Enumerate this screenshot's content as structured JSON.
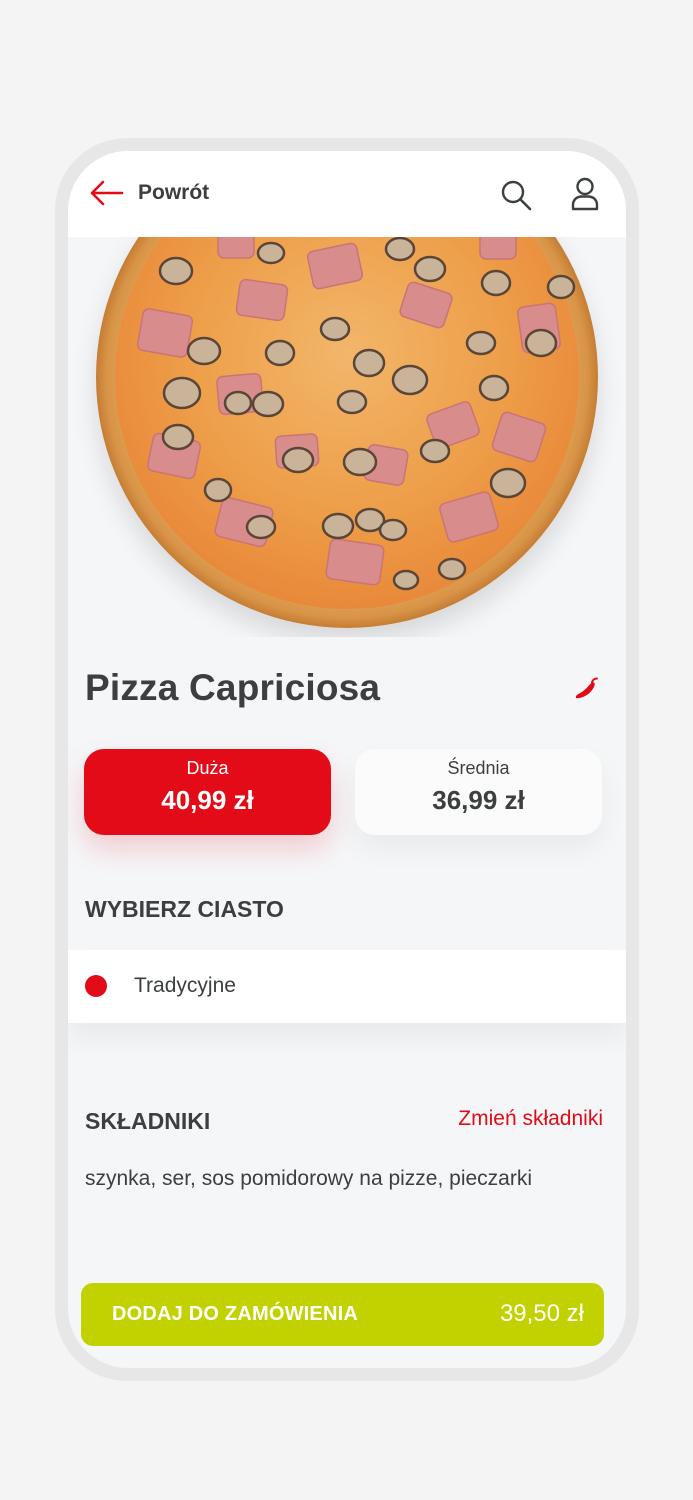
{
  "header": {
    "back_label": "Powrót",
    "icons": [
      "back-arrow-icon",
      "search-icon",
      "user-icon"
    ]
  },
  "product": {
    "title": "Pizza Capriciosa",
    "spicy_icon": "chili-icon"
  },
  "sizes": [
    {
      "name": "Duża",
      "price": "40,99 zł",
      "selected": true
    },
    {
      "name": "Średnia",
      "price": "36,99 zł",
      "selected": false
    }
  ],
  "dough": {
    "heading": "WYBIERZ CIASTO",
    "options": [
      {
        "label": "Tradycyjne",
        "selected": true
      }
    ]
  },
  "ingredients": {
    "heading": "SKŁADNIKI",
    "change_link": "Zmień składniki",
    "list": "szynka, ser, sos pomidorowy na pizze, pieczarki"
  },
  "add_to_order": {
    "label": "DODAJ DO ZAMÓWIENIA",
    "price": "39,50 zł"
  },
  "colors": {
    "accent": "#e30b17",
    "cta": "#c2d200",
    "text": "#3b3f40",
    "background": "#f5f6f8"
  }
}
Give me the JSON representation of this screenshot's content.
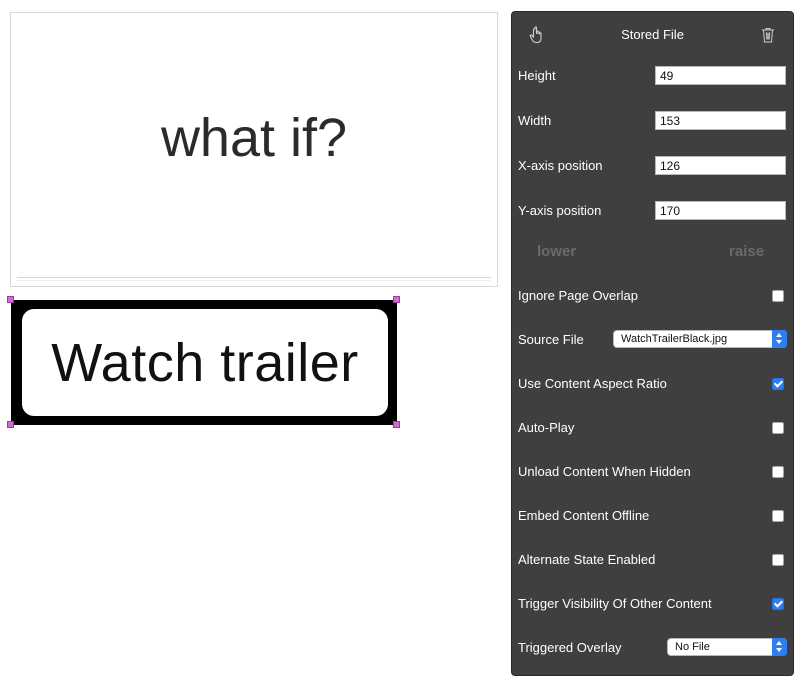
{
  "canvas": {
    "headline": "what if?",
    "trailer_text": "Watch trailer"
  },
  "panel": {
    "title": "Stored File",
    "icons": {
      "left": "hand-pointer-icon",
      "right": "trash-icon"
    },
    "height_label": "Height",
    "height_value": "49",
    "width_label": "Width",
    "width_value": "153",
    "x_label": "X-axis position",
    "x_value": "126",
    "y_label": "Y-axis position",
    "y_value": "170",
    "lower_label": "lower",
    "raise_label": "raise",
    "ignore_overlap_label": "Ignore Page Overlap",
    "ignore_overlap_checked": false,
    "source_file_label": "Source File",
    "source_file_value": "WatchTrailerBlack.jpg",
    "aspect_label": "Use Content Aspect Ratio",
    "aspect_checked": true,
    "autoplay_label": "Auto-Play",
    "autoplay_checked": false,
    "unload_label": "Unload Content When Hidden",
    "unload_checked": false,
    "embed_label": "Embed Content Offline",
    "embed_checked": false,
    "alternate_label": "Alternate State Enabled",
    "alternate_checked": false,
    "trigger_label": "Trigger Visibility Of Other Content",
    "trigger_checked": true,
    "triggered_overlay_label": "Triggered Overlay",
    "triggered_overlay_value": "No File"
  },
  "colors": {
    "panel_bg": "#3f3f3f",
    "accent": "#2c7ef2",
    "selection_handle": "#d36ad3"
  }
}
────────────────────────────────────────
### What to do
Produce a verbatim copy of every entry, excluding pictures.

### Answer section
Enumerate this screenshot's content as structured JSON.
{
  "header": {
    "back_label": "Powrót",
    "icons": [
      "back-arrow-icon",
      "search-icon",
      "user-icon"
    ]
  },
  "product": {
    "title": "Pizza Capriciosa",
    "spicy_icon": "chili-icon"
  },
  "sizes": [
    {
      "name": "Duża",
      "price": "40,99 zł",
      "selected": true
    },
    {
      "name": "Średnia",
      "price": "36,99 zł",
      "selected": false
    }
  ],
  "dough": {
    "heading": "WYBIERZ CIASTO",
    "options": [
      {
        "label": "Tradycyjne",
        "selected": true
      }
    ]
  },
  "ingredients": {
    "heading": "SKŁADNIKI",
    "change_link": "Zmień składniki",
    "list": "szynka, ser, sos pomidorowy na pizze, pieczarki"
  },
  "add_to_order": {
    "label": "DODAJ DO ZAMÓWIENIA",
    "price": "39,50 zł"
  },
  "colors": {
    "accent": "#e30b17",
    "cta": "#c2d200",
    "text": "#3b3f40",
    "background": "#f5f6f8"
  }
}
Give me the JSON representation of this screenshot's content.
{
  "canvas": {
    "headline": "what if?",
    "trailer_text": "Watch trailer"
  },
  "panel": {
    "title": "Stored File",
    "icons": {
      "left": "hand-pointer-icon",
      "right": "trash-icon"
    },
    "height_label": "Height",
    "height_value": "49",
    "width_label": "Width",
    "width_value": "153",
    "x_label": "X-axis position",
    "x_value": "126",
    "y_label": "Y-axis position",
    "y_value": "170",
    "lower_label": "lower",
    "raise_label": "raise",
    "ignore_overlap_label": "Ignore Page Overlap",
    "ignore_overlap_checked": false,
    "source_file_label": "Source File",
    "source_file_value": "WatchTrailerBlack.jpg",
    "aspect_label": "Use Content Aspect Ratio",
    "aspect_checked": true,
    "autoplay_label": "Auto-Play",
    "autoplay_checked": false,
    "unload_label": "Unload Content When Hidden",
    "unload_checked": false,
    "embed_label": "Embed Content Offline",
    "embed_checked": false,
    "alternate_label": "Alternate State Enabled",
    "alternate_checked": false,
    "trigger_label": "Trigger Visibility Of Other Content",
    "trigger_checked": true,
    "triggered_overlay_label": "Triggered Overlay",
    "triggered_overlay_value": "No File"
  },
  "colors": {
    "panel_bg": "#3f3f3f",
    "accent": "#2c7ef2",
    "selection_handle": "#d36ad3"
  }
}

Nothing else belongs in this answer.